The SATS Group has recently achieved IATA's Centre of Excellence for Independent Validators (CEIV) Lithium Battery Certification becoming the first ground handler worldwide to get a nod for its safe transportation of lithium batteries by air.
SATS Ltd (SATS) — together with its Hong Kong subsidiary Asia Airfreight Terminal Co. Ltd. (AAT) and Indonesian joint venture PT Jasa Angkasa Semesta Tbk (PT JAS) — were conferred their CEIV Li-batt certificates at IATA's World Cargo Symposium 2022.
The certification will remain in effect for two years.
The "Centre of Excellence for Independent Validators Lithium Batteries" (CEIV Li-batt) is a certification programme of IATA that establishes baseline standards to improve competency and quality management in the handling and carriage of lithium batteries, alone or with finished products, along the supply chain.
Rogue lithium battery shipments that pose a safety risk to aircraft, passengers and crew remain a pressing issue amid continued growth in e-commerce.
"The SATS Group mitigates this risk by validating the compliance with regulations for dangerous goods consignments and storing them safely in a dedicated holding area. In addition, trained personnel are empowered to stop potentially non-compliant shipments for further inspection," SATS said.

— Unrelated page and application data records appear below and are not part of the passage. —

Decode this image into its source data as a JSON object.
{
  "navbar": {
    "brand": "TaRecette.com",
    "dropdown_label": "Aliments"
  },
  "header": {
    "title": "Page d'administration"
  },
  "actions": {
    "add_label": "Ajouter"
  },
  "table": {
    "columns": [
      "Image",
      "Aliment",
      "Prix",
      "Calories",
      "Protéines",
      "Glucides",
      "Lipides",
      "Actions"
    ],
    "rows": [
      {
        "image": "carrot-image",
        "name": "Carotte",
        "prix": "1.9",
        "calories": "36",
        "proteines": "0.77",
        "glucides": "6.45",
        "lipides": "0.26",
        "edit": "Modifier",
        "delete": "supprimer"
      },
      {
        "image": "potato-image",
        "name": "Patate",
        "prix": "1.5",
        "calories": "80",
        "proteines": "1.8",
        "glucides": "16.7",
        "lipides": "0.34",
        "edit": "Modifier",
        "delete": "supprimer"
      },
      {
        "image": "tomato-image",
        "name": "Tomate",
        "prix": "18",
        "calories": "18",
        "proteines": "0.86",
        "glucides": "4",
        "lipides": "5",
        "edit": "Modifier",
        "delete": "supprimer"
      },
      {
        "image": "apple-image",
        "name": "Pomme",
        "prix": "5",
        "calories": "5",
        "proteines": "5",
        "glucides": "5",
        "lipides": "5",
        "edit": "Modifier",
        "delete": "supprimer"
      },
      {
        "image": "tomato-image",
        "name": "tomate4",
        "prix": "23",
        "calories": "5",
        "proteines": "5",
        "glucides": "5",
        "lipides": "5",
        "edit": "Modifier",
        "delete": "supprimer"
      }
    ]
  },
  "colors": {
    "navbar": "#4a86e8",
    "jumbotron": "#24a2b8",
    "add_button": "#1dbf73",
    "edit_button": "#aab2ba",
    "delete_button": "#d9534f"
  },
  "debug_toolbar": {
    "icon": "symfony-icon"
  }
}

In Singapore, SATS noted that it has put in place a digital compliance solution to enable safer and automated dangerous goods verification checks.
SATS also continues to work closely with partners in the airport ecosystem and harness advanced technology to strengthen Changi Airport as a trusted aviation hub.
"Ensuring safe and seamless connections for passengers and cargo is our priority. In 2014, SATS Coolport was the world's first on-airport perishable handling centre to be certified by IATA as a Centre of Excellence for Pharmaceutical Handling. In another global first for SATS, the latest IATA CEIV Li-batt certification accomplished with our group of companies demonstrates our commitment to be at the forefront of innovation," said Bob Chi, chief executive officer of Gateway Services, SATS.
"As lithium batteries grow to be the preferred energy source for consumer electronics and mobility products, we believe this certification will set a new international benchmark for safe aviation travel and give customers the added confidence that we handle shipments of dangerous goods with the highest level of care and diligence," Chi added.
Meanwhile, Brendan Sullivan, IATA’s global head of cargo, noted that expanding the CEIV Li-batt programme to include all stakeholders along the air cargo value chain, the stronger and more effective it will be for the industry.
"We congratulate SATS, AAT and PT JAS on becoming the first ground handling companies in the world to achieve CEIV Li-batt certification ... Ultimately, we want to see a network of CEIV Li-batt trade lanes with participants certified at origin, destination and in transit points," Sullivan said.
SATS said the milestone was the result of an extensive CEIV Li-batt certification process comprising personnel training, assessment and independent validation to determine compliance against over 300 audit criteria.
The programme standards are based on IATA Dangerous Goods Regulations and IATA Lithium Battery Shipping Regulations, which combine regulatory and operational input from industry and government experts.